Snapchat has made it easier for users to block and report unwanted messages by holding down on the account name and tapping to report.
It claims to respond to reports within 24 hours of being reported and it has a safety centre with guidance.
Facebook – which owns WhatsApp – has previously claimed that it takes the issue seriously and is currently funding training for one young person in every UK secondary school to support children who experience cyberbullying.
http://www.bbc.co.uk/news/technology-42238118 – accessed 4th December 2017
Keep a look out for the new online version of the Escape the Trap workbook.
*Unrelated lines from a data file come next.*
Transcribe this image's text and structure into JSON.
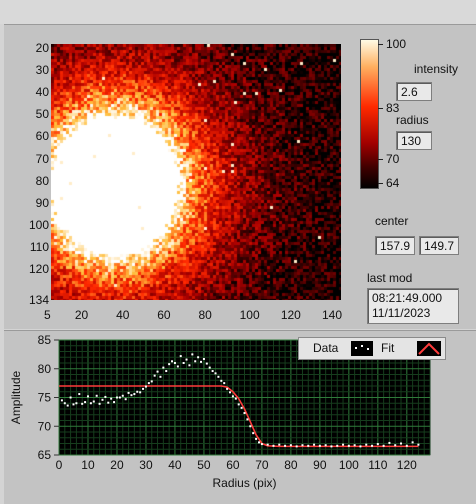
{
  "image_panel": {
    "y_ticks": [
      "20",
      "30",
      "40",
      "50",
      "60",
      "70",
      "80",
      "90",
      "100",
      "110",
      "120",
      "134"
    ],
    "x_ticks": [
      "5",
      "20",
      "40",
      "60",
      "80",
      "100",
      "120",
      "140"
    ]
  },
  "colorbar": {
    "ticks": [
      "100",
      "83",
      "70",
      "64"
    ],
    "colors": [
      "#fffbe6",
      "#ffb060",
      "#ff2a00",
      "#a00000",
      "#400000",
      "#000000"
    ]
  },
  "intensity": {
    "label": "intensity",
    "value": "2.6"
  },
  "radius": {
    "label": "radius",
    "value": "130"
  },
  "center": {
    "label": "center",
    "x": "157.9",
    "y": "149.7"
  },
  "last_mod": {
    "label": "last mod",
    "time": "08:21:49.000",
    "date": "11/11/2023"
  },
  "chart_data": {
    "type": "scatter",
    "xlabel": "Radius (pix)",
    "ylabel": "Amplitude",
    "xlim": [
      0,
      128
    ],
    "ylim": [
      65,
      85
    ],
    "x_ticks": [
      "0",
      "10",
      "20",
      "30",
      "40",
      "50",
      "60",
      "70",
      "80",
      "90",
      "100",
      "110",
      "120"
    ],
    "y_ticks": [
      "85",
      "80",
      "75",
      "70",
      "65"
    ],
    "legend": [
      {
        "name": "Data",
        "color": "#ffffff"
      },
      {
        "name": "Fit",
        "color": "#ff3b3b"
      }
    ],
    "series": [
      {
        "name": "Data",
        "points": [
          [
            1,
            74.5
          ],
          [
            2,
            74.0
          ],
          [
            3,
            73.6
          ],
          [
            4,
            75.0
          ],
          [
            5,
            73.8
          ],
          [
            6,
            74.0
          ],
          [
            7,
            75.6
          ],
          [
            8,
            73.9
          ],
          [
            9,
            74.2
          ],
          [
            10,
            75.2
          ],
          [
            11,
            74.0
          ],
          [
            12,
            74.3
          ],
          [
            13,
            75.3
          ],
          [
            14,
            73.9
          ],
          [
            15,
            74.6
          ],
          [
            16,
            75.1
          ],
          [
            17,
            74.1
          ],
          [
            18,
            74.8
          ],
          [
            19,
            74.2
          ],
          [
            20,
            75.0
          ],
          [
            21,
            75.0
          ],
          [
            22,
            75.3
          ],
          [
            23,
            74.7
          ],
          [
            24,
            75.8
          ],
          [
            25,
            75.4
          ],
          [
            26,
            75.6
          ],
          [
            27,
            76.0
          ],
          [
            28,
            75.9
          ],
          [
            29,
            76.5
          ],
          [
            30,
            76.9
          ],
          [
            31,
            77.5
          ],
          [
            32,
            77.8
          ],
          [
            33,
            78.8
          ],
          [
            34,
            79.5
          ],
          [
            35,
            78.6
          ],
          [
            36,
            80.2
          ],
          [
            37,
            79.6
          ],
          [
            38,
            80.8
          ],
          [
            39,
            81.3
          ],
          [
            40,
            81.0
          ],
          [
            41,
            80.4
          ],
          [
            42,
            82.2
          ],
          [
            43,
            81.0
          ],
          [
            44,
            81.6
          ],
          [
            45,
            80.6
          ],
          [
            46,
            82.5
          ],
          [
            47,
            81.3
          ],
          [
            48,
            82.0
          ],
          [
            49,
            81.2
          ],
          [
            50,
            81.7
          ],
          [
            51,
            80.9
          ],
          [
            52,
            80.2
          ],
          [
            53,
            79.6
          ],
          [
            54,
            79.2
          ],
          [
            55,
            78.6
          ],
          [
            56,
            77.9
          ],
          [
            57,
            77.5
          ],
          [
            58,
            76.5
          ],
          [
            59,
            75.9
          ],
          [
            60,
            75.2
          ],
          [
            61,
            74.8
          ],
          [
            62,
            73.8
          ],
          [
            63,
            73.2
          ],
          [
            64,
            72.3
          ],
          [
            65,
            71.2
          ],
          [
            66,
            70.0
          ],
          [
            67,
            68.8
          ],
          [
            68,
            67.8
          ],
          [
            69,
            67.2
          ],
          [
            70,
            66.9
          ],
          [
            72,
            66.8
          ],
          [
            74,
            66.6
          ],
          [
            76,
            66.8
          ],
          [
            78,
            66.6
          ],
          [
            80,
            66.7
          ],
          [
            82,
            66.5
          ],
          [
            84,
            66.7
          ],
          [
            86,
            66.6
          ],
          [
            88,
            66.8
          ],
          [
            90,
            66.6
          ],
          [
            92,
            66.7
          ],
          [
            94,
            66.5
          ],
          [
            96,
            66.6
          ],
          [
            98,
            66.8
          ],
          [
            100,
            66.6
          ],
          [
            102,
            66.7
          ],
          [
            104,
            66.5
          ],
          [
            106,
            66.8
          ],
          [
            108,
            66.6
          ],
          [
            110,
            66.9
          ],
          [
            112,
            66.6
          ],
          [
            114,
            67.1
          ],
          [
            116,
            66.7
          ],
          [
            118,
            67.0
          ],
          [
            120,
            66.6
          ],
          [
            122,
            67.2
          ],
          [
            124,
            66.8
          ]
        ]
      },
      {
        "name": "Fit",
        "points": [
          [
            0,
            77.0
          ],
          [
            56,
            77.0
          ],
          [
            58,
            76.8
          ],
          [
            60,
            76.0
          ],
          [
            62,
            74.8
          ],
          [
            64,
            73.0
          ],
          [
            66,
            70.8
          ],
          [
            68,
            68.5
          ],
          [
            70,
            67.0
          ],
          [
            72,
            66.6
          ],
          [
            76,
            66.5
          ],
          [
            124,
            66.5
          ]
        ]
      }
    ]
  }
}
It will be available at a one off cost.
Ideal to be used with young people with mentors, counsellors, school pastoral staff, youth workers, CYP practitioners, family nurse partnership practitioners and parents or carers.
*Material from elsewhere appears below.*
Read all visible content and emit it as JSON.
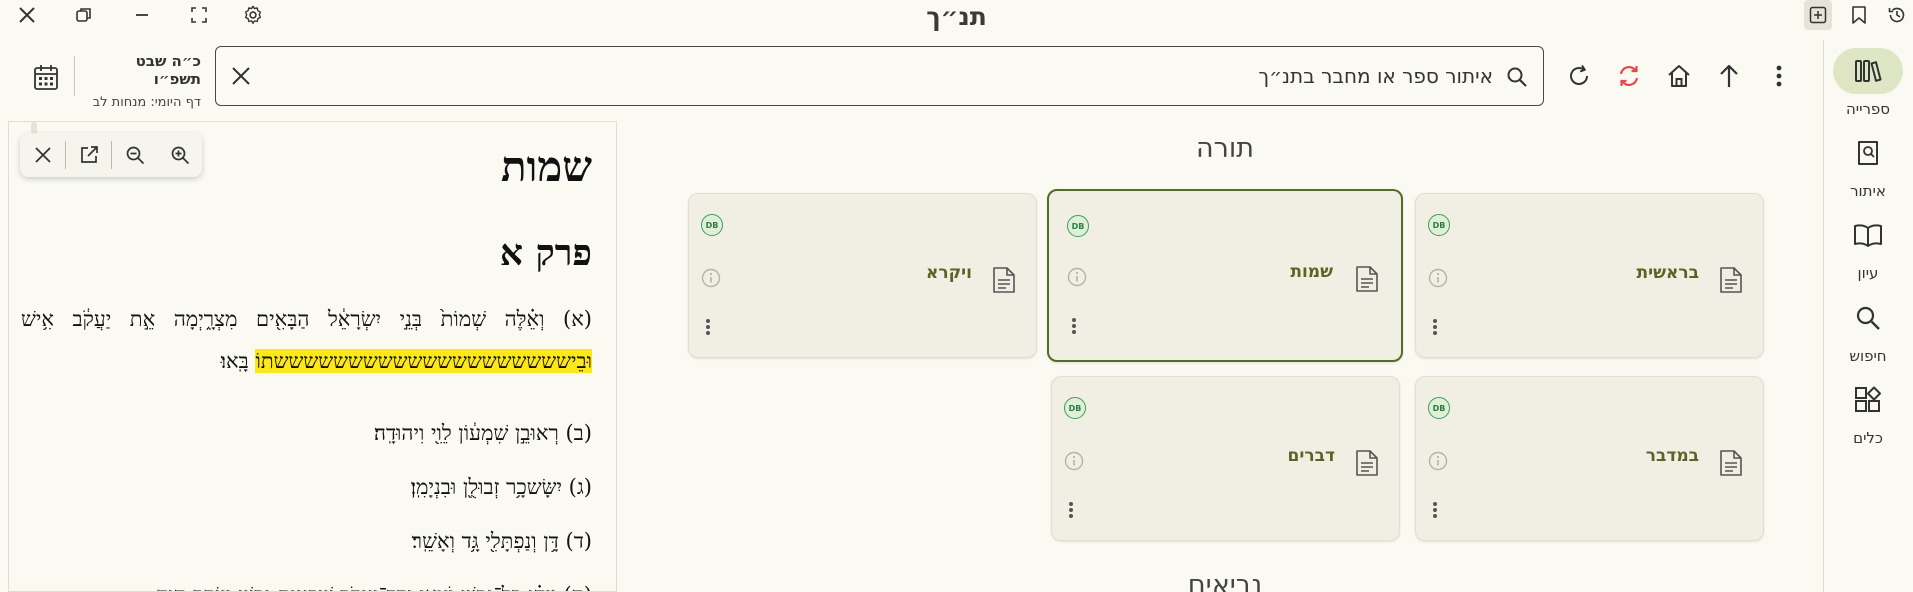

By Ewan Palmer | International Business Times – Sun, Sep 6, 2015
The number of sex crimes committed in UK schools and reported to the police during the last three years exceed 5,500, according an investigation by the BBC. Data obtained by Freedom of Information (FOI) requests show there were nearly 4,000 alleged physical assaults and more than 600 rapes.
The figures from the FOI requests show more than 1,500 victims were under 13, and in some of the cases both the victims and the suspects were just 5 years old. The requests, sent out to very police force in the UK, show some of the offences were as a result of “peer-on-peer” abuse.
One victim told the BBC about how she was assaulted in a storeroom by a fellow pupil when she was 15. A second victim, a boy who did not wish to be named, described being sexually assaulted by three of his friends in a classroom when he was 15.
“My abusers were the most popular boys in the school, they played on all the sports teams,” he said.
“The principal at the time tried to put it down to ‘rugby locker-room banter’ and didn’t seem surprised at all.”
Children’s charities have blamed easy access to hardcore pornography for “warping” youngster’s minds and their behaviour. Jon Brown, head of Sexual Abuse Programmes at the NSPCC, said: “These figures are very disturbing, especially as many victims are so young and the reported offences took place on school premises. Sadly, we are not surprised as previous NSPCC research has illustrated the scale of abuse committed by young people.
“We know that for some older children, accessing hardcore pornography is warping their view of what is acceptable behaviour. And the very young – those of primary school age or even younger – may be copying sexual activity they have witnessed.”
Chief Constable Simon Bailey, head of child protection at the National Police Chiefs Council, fears the figures may merely be the “tip of the iceberg”. “It is good news that more victims have the confidence to come forward and report abuse,” he said, “although, while I cannot prove this, I believe more child abuse is taking place.
“I want personal social health economic education with a relationships and sex component to be part of the national curriculum. Every child needs to understand what is appropriate or illegal behaviour.”
According to the Department of Education, a total of 60 children were expelled from schools in England for sexual misconduct in 2013/14. There were none in Wales or Scotland over the period.